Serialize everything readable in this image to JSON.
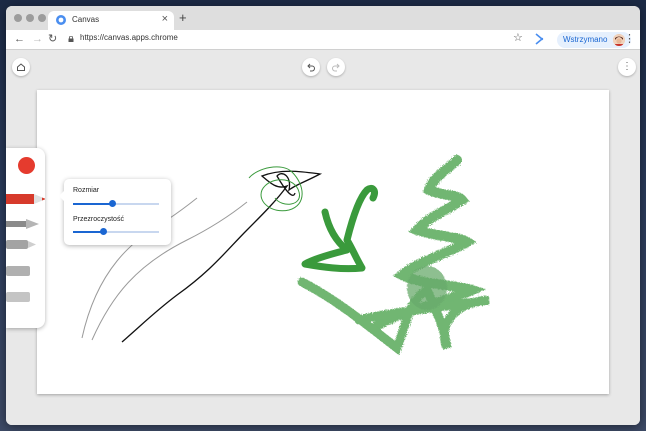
{
  "browser": {
    "tab": {
      "title": "Canvas",
      "close_icon": "close-icon"
    },
    "new_tab_icon": "plus-icon",
    "url": "https://canvas.apps.chrome",
    "profile": {
      "label": "Wstrzymano"
    }
  },
  "canvas_app": {
    "toolbar": {
      "home_icon": "home-icon",
      "undo_icon": "undo-icon",
      "redo_icon": "redo-icon",
      "menu_icon": "more-vert-icon"
    },
    "palette": {
      "selected_color": "#e53b2e",
      "tools": [
        "marker",
        "fountain-pen",
        "felt-tip",
        "chalk",
        "eraser"
      ],
      "selected_tool": "marker"
    },
    "tool_settings": {
      "size_label": "Rozmiar",
      "size_value": 0.45,
      "opacity_label": "Przezroczystość",
      "opacity_value": 0.35
    },
    "colors": {
      "accent": "#1a66d2",
      "stroke_green": "#3a9a3c",
      "stroke_black": "#111111",
      "stroke_gray": "#9a9a9a"
    }
  }
}
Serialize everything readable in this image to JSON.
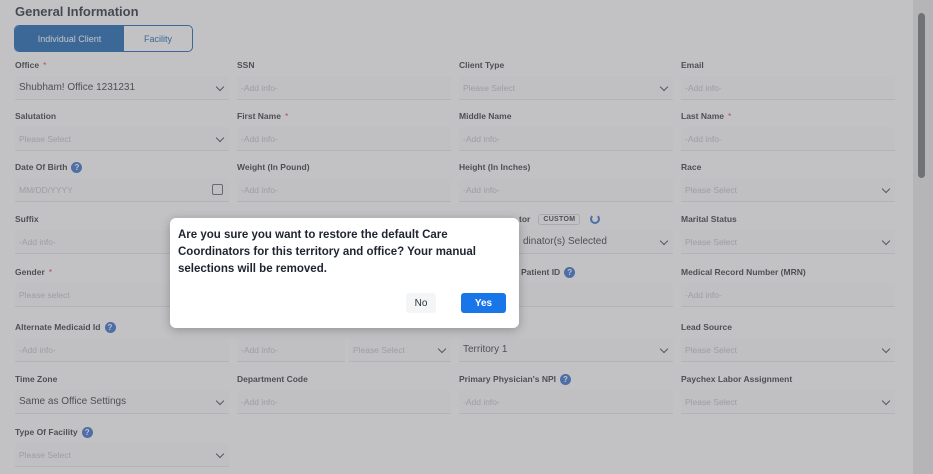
{
  "section_title": "General Information",
  "client_toggle": {
    "individual": "Individual Client",
    "facility": "Facility"
  },
  "fields": {
    "office": {
      "label": "Office",
      "req": "*",
      "value": "Shubham! Office 1231231"
    },
    "ssn": {
      "label": "SSN",
      "placeholder": "-Add info-"
    },
    "client_type": {
      "label": "Client Type",
      "placeholder": "Please Select"
    },
    "email": {
      "label": "Email",
      "placeholder": "-Add info-"
    },
    "salutation": {
      "label": "Salutation",
      "placeholder": "Please Select"
    },
    "first_name": {
      "label": "First Name",
      "req": "*",
      "placeholder": "-Add info-"
    },
    "middle_name": {
      "label": "Middle Name",
      "placeholder": "-Add info-"
    },
    "last_name": {
      "label": "Last Name",
      "req": "*",
      "placeholder": "-Add info-"
    },
    "dob": {
      "label": "Date Of Birth",
      "placeholder": "MM/DD/YYYY"
    },
    "weight": {
      "label": "Weight (In Pound)",
      "placeholder": "-Add info-"
    },
    "height": {
      "label": "Height (In Inches)",
      "placeholder": "-Add info-"
    },
    "race": {
      "label": "Race",
      "placeholder": "Please Select"
    },
    "suffix": {
      "label": "Suffix",
      "placeholder": "-Add info-"
    },
    "coordinator": {
      "label_fragment": "tor",
      "badge": "CUSTOM",
      "value": "dinator(s) Selected"
    },
    "marital_status": {
      "label": "Marital Status",
      "placeholder": "Please Select"
    },
    "gender": {
      "label": "Gender",
      "req": "*",
      "placeholder": "Please select"
    },
    "patient_id": {
      "label": "Patient ID",
      "placeholder": ""
    },
    "mrn": {
      "label": "Medical Record Number (MRN)",
      "placeholder": "-Add info-"
    },
    "alt_medicaid": {
      "label": "Alternate Medicaid Id",
      "placeholder": "-Add info-"
    },
    "middle_combo": {
      "left_placeholder": "-Add info-",
      "right_placeholder": "Please Select"
    },
    "territory": {
      "value": "Territory 1"
    },
    "lead_source": {
      "label": "Lead Source",
      "placeholder": "Please Select"
    },
    "time_zone": {
      "label": "Time Zone",
      "value": "Same as Office Settings"
    },
    "department_code": {
      "label": "Department Code",
      "placeholder": "-Add info-"
    },
    "primary_npi": {
      "label": "Primary Physician's NPI",
      "placeholder": "-Add info-"
    },
    "paychex": {
      "label": "Paychex Labor Assignment",
      "placeholder": "Please Select"
    },
    "facility_type": {
      "label": "Type Of Facility",
      "placeholder": "Please Select"
    }
  },
  "modal": {
    "message": "Are you sure you want to restore the default Care Coordinators for this territory and office? Your manual selections will be removed.",
    "no_label": "No",
    "yes_label": "Yes"
  },
  "colors": {
    "primary": "#0b5cad",
    "yes_button": "#1976e8",
    "help_icon": "#2a67c9"
  }
}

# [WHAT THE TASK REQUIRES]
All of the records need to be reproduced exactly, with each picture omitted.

# [TASK SOLUTION]
Serialize everything readable in this image to JSON.
{
  "browser": {
    "tab": {
      "title": "Canvas",
      "close_icon": "close-icon"
    },
    "new_tab_icon": "plus-icon",
    "url": "https://canvas.apps.chrome",
    "profile": {
      "label": "Wstrzymano"
    }
  },
  "canvas_app": {
    "toolbar": {
      "home_icon": "home-icon",
      "undo_icon": "undo-icon",
      "redo_icon": "redo-icon",
      "menu_icon": "more-vert-icon"
    },
    "palette": {
      "selected_color": "#e53b2e",
      "tools": [
        "marker",
        "fountain-pen",
        "felt-tip",
        "chalk",
        "eraser"
      ],
      "selected_tool": "marker"
    },
    "tool_settings": {
      "size_label": "Rozmiar",
      "size_value": 0.45,
      "opacity_label": "Przezroczystość",
      "opacity_value": 0.35
    },
    "colors": {
      "accent": "#1a66d2",
      "stroke_green": "#3a9a3c",
      "stroke_black": "#111111",
      "stroke_gray": "#9a9a9a"
    }
  }
}
Serialize everything readable in this image to JSON.
{
  "section_title": "General Information",
  "client_toggle": {
    "individual": "Individual Client",
    "facility": "Facility"
  },
  "fields": {
    "office": {
      "label": "Office",
      "req": "*",
      "value": "Shubham! Office 1231231"
    },
    "ssn": {
      "label": "SSN",
      "placeholder": "-Add info-"
    },
    "client_type": {
      "label": "Client Type",
      "placeholder": "Please Select"
    },
    "email": {
      "label": "Email",
      "placeholder": "-Add info-"
    },
    "salutation": {
      "label": "Salutation",
      "placeholder": "Please Select"
    },
    "first_name": {
      "label": "First Name",
      "req": "*",
      "placeholder": "-Add info-"
    },
    "middle_name": {
      "label": "Middle Name",
      "placeholder": "-Add info-"
    },
    "last_name": {
      "label": "Last Name",
      "req": "*",
      "placeholder": "-Add info-"
    },
    "dob": {
      "label": "Date Of Birth",
      "placeholder": "MM/DD/YYYY"
    },
    "weight": {
      "label": "Weight (In Pound)",
      "placeholder": "-Add info-"
    },
    "height": {
      "label": "Height (In Inches)",
      "placeholder": "-Add info-"
    },
    "race": {
      "label": "Race",
      "placeholder": "Please Select"
    },
    "suffix": {
      "label": "Suffix",
      "placeholder": "-Add info-"
    },
    "coordinator": {
      "label_fragment": "tor",
      "badge": "CUSTOM",
      "value": "dinator(s) Selected"
    },
    "marital_status": {
      "label": "Marital Status",
      "placeholder": "Please Select"
    },
    "gender": {
      "label": "Gender",
      "req": "*",
      "placeholder": "Please select"
    },
    "patient_id": {
      "label": "Patient ID",
      "placeholder": ""
    },
    "mrn": {
      "label": "Medical Record Number (MRN)",
      "placeholder": "-Add info-"
    },
    "alt_medicaid": {
      "label": "Alternate Medicaid Id",
      "placeholder": "-Add info-"
    },
    "middle_combo": {
      "left_placeholder": "-Add info-",
      "right_placeholder": "Please Select"
    },
    "territory": {
      "value": "Territory 1"
    },
    "lead_source": {
      "label": "Lead Source",
      "placeholder": "Please Select"
    },
    "time_zone": {
      "label": "Time Zone",
      "value": "Same as Office Settings"
    },
    "department_code": {
      "label": "Department Code",
      "placeholder": "-Add info-"
    },
    "primary_npi": {
      "label": "Primary Physician's NPI",
      "placeholder": "-Add info-"
    },
    "paychex": {
      "label": "Paychex Labor Assignment",
      "placeholder": "Please Select"
    },
    "facility_type": {
      "label": "Type Of Facility",
      "placeholder": "Please Select"
    }
  },
  "modal": {
    "message": "Are you sure you want to restore the default Care Coordinators for this territory and office? Your manual selections will be removed.",
    "no_label": "No",
    "yes_label": "Yes"
  },
  "colors": {
    "primary": "#0b5cad",
    "yes_button": "#1976e8",
    "help_icon": "#2a67c9"
  }
}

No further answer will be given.